START Material for this task

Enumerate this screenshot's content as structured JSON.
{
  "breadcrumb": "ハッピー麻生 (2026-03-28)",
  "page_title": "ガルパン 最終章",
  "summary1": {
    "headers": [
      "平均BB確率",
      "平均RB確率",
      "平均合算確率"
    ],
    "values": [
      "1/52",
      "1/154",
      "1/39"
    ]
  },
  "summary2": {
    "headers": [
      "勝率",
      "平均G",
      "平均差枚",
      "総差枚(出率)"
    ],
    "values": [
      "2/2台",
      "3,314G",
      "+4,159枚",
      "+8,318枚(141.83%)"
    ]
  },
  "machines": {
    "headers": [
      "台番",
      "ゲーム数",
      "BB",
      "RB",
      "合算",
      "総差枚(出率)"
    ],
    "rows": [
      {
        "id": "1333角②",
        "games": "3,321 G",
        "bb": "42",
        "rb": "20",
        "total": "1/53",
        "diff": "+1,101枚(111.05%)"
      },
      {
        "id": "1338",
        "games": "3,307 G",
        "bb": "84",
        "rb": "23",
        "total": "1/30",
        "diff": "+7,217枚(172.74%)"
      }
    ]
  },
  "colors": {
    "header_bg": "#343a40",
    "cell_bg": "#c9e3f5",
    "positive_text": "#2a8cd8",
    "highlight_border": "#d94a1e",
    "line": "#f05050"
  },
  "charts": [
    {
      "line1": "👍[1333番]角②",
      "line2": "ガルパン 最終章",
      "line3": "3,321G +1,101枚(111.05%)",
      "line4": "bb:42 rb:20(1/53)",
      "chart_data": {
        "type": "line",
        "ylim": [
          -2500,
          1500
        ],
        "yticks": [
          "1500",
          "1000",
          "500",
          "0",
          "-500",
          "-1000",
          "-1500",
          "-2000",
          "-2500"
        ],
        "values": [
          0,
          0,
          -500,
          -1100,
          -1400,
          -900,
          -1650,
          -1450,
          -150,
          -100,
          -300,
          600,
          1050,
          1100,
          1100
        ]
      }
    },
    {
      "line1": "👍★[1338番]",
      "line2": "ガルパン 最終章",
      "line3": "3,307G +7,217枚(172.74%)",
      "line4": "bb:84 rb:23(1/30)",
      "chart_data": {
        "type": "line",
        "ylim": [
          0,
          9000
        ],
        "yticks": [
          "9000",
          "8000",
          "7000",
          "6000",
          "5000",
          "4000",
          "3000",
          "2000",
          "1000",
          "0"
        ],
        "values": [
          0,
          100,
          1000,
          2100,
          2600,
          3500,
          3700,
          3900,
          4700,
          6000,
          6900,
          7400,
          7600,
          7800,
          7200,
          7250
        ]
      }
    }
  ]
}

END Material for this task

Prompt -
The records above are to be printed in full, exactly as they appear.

Exercise response -
Enumerate this screenshot's content as structured JSON.
{
  "breadcrumb": "ハッピー麻生 (2026-03-28)",
  "page_title": "ガルパン 最終章",
  "summary1": {
    "headers": [
      "平均BB確率",
      "平均RB確率",
      "平均合算確率"
    ],
    "values": [
      "1/52",
      "1/154",
      "1/39"
    ]
  },
  "summary2": {
    "headers": [
      "勝率",
      "平均G",
      "平均差枚",
      "総差枚(出率)"
    ],
    "values": [
      "2/2台",
      "3,314G",
      "+4,159枚",
      "+8,318枚(141.83%)"
    ]
  },
  "machines": {
    "headers": [
      "台番",
      "ゲーム数",
      "BB",
      "RB",
      "合算",
      "総差枚(出率)"
    ],
    "rows": [
      {
        "id": "1333角②",
        "games": "3,321 G",
        "bb": "42",
        "rb": "20",
        "total": "1/53",
        "diff": "+1,101枚(111.05%)"
      },
      {
        "id": "1338",
        "games": "3,307 G",
        "bb": "84",
        "rb": "23",
        "total": "1/30",
        "diff": "+7,217枚(172.74%)"
      }
    ]
  },
  "colors": {
    "header_bg": "#343a40",
    "cell_bg": "#c9e3f5",
    "positive_text": "#2a8cd8",
    "highlight_border": "#d94a1e",
    "line": "#f05050"
  },
  "charts": [
    {
      "line1": "👍[1333番]角②",
      "line2": "ガルパン 最終章",
      "line3": "3,321G +1,101枚(111.05%)",
      "line4": "bb:42 rb:20(1/53)",
      "chart_data": {
        "type": "line",
        "ylim": [
          -2500,
          1500
        ],
        "yticks": [
          "1500",
          "1000",
          "500",
          "0",
          "-500",
          "-1000",
          "-1500",
          "-2000",
          "-2500"
        ],
        "values": [
          0,
          0,
          -500,
          -1100,
          -1400,
          -900,
          -1650,
          -1450,
          -150,
          -100,
          -300,
          600,
          1050,
          1100,
          1100
        ]
      }
    },
    {
      "line1": "👍★[1338番]",
      "line2": "ガルパン 最終章",
      "line3": "3,307G +7,217枚(172.74%)",
      "line4": "bb:84 rb:23(1/30)",
      "chart_data": {
        "type": "line",
        "ylim": [
          0,
          9000
        ],
        "yticks": [
          "9000",
          "8000",
          "7000",
          "6000",
          "5000",
          "4000",
          "3000",
          "2000",
          "1000",
          "0"
        ],
        "values": [
          0,
          100,
          1000,
          2100,
          2600,
          3500,
          3700,
          3900,
          4700,
          6000,
          6900,
          7400,
          7600,
          7800,
          7200,
          7250
        ]
      }
    }
  ]
}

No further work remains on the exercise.